WHAT THIS TASK INVOLVES: What is needed is an exact copy of the entries below, with every picture left out.

——————

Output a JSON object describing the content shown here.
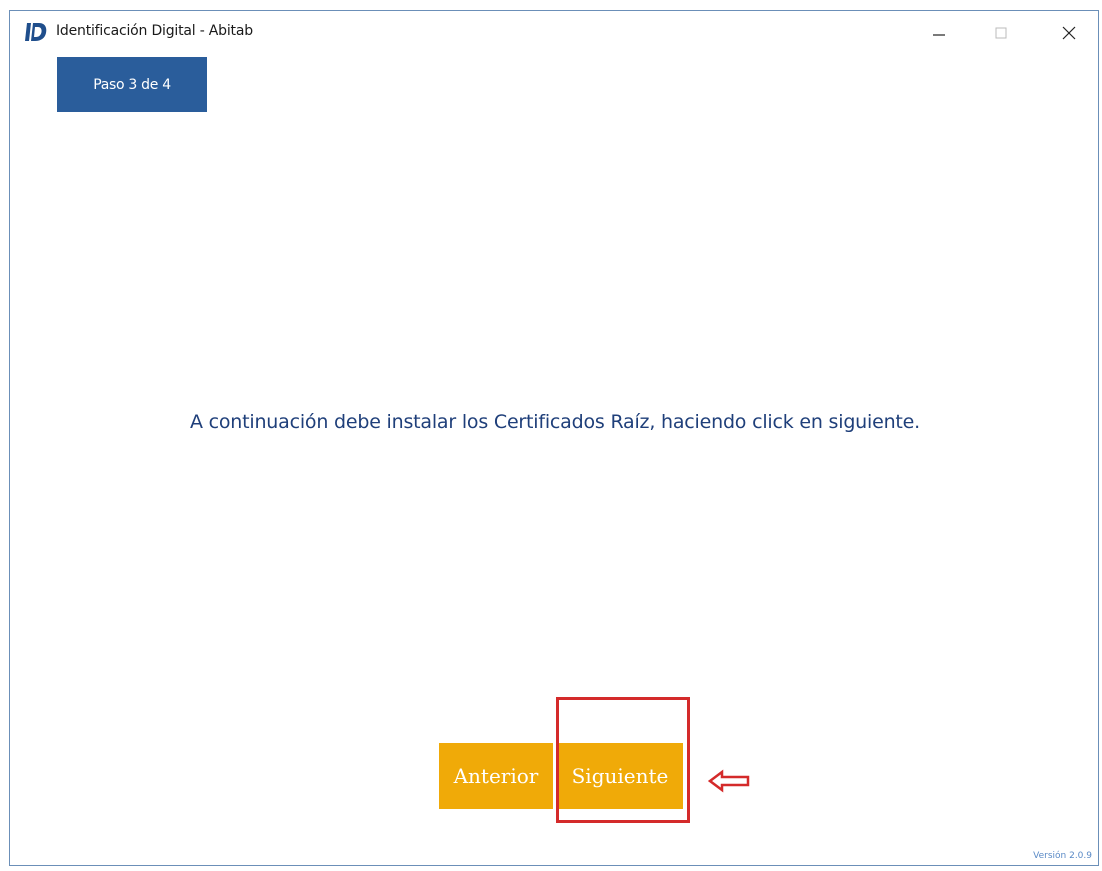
{
  "window": {
    "title": "Identificación Digital - Abitab",
    "logo_icon": "id-logo-icon"
  },
  "step": {
    "label": "Paso 3 de 4"
  },
  "content": {
    "message": "A continuación debe instalar los Certificados Raíz, haciendo click en siguiente."
  },
  "buttons": {
    "previous": "Anterior",
    "next": "Siguiente"
  },
  "footer": {
    "version": "Versión 2.0.9"
  },
  "colors": {
    "step_badge": "#2a5d9b",
    "button": "#f0aa08",
    "message_text": "#1f3f7a",
    "annotation": "#d42a2a",
    "version_text": "#5a8ac6"
  }
}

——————

RESPONSE TO THIS TASK:
Output a JSON object describing the content shown here.
{
  "window": {
    "title": "Identificación Digital - Abitab",
    "logo_icon": "id-logo-icon"
  },
  "step": {
    "label": "Paso 3 de 4"
  },
  "content": {
    "message": "A continuación debe instalar los Certificados Raíz, haciendo click en siguiente."
  },
  "buttons": {
    "previous": "Anterior",
    "next": "Siguiente"
  },
  "footer": {
    "version": "Versión 2.0.9"
  },
  "colors": {
    "step_badge": "#2a5d9b",
    "button": "#f0aa08",
    "message_text": "#1f3f7a",
    "annotation": "#d42a2a",
    "version_text": "#5a8ac6"
  }
}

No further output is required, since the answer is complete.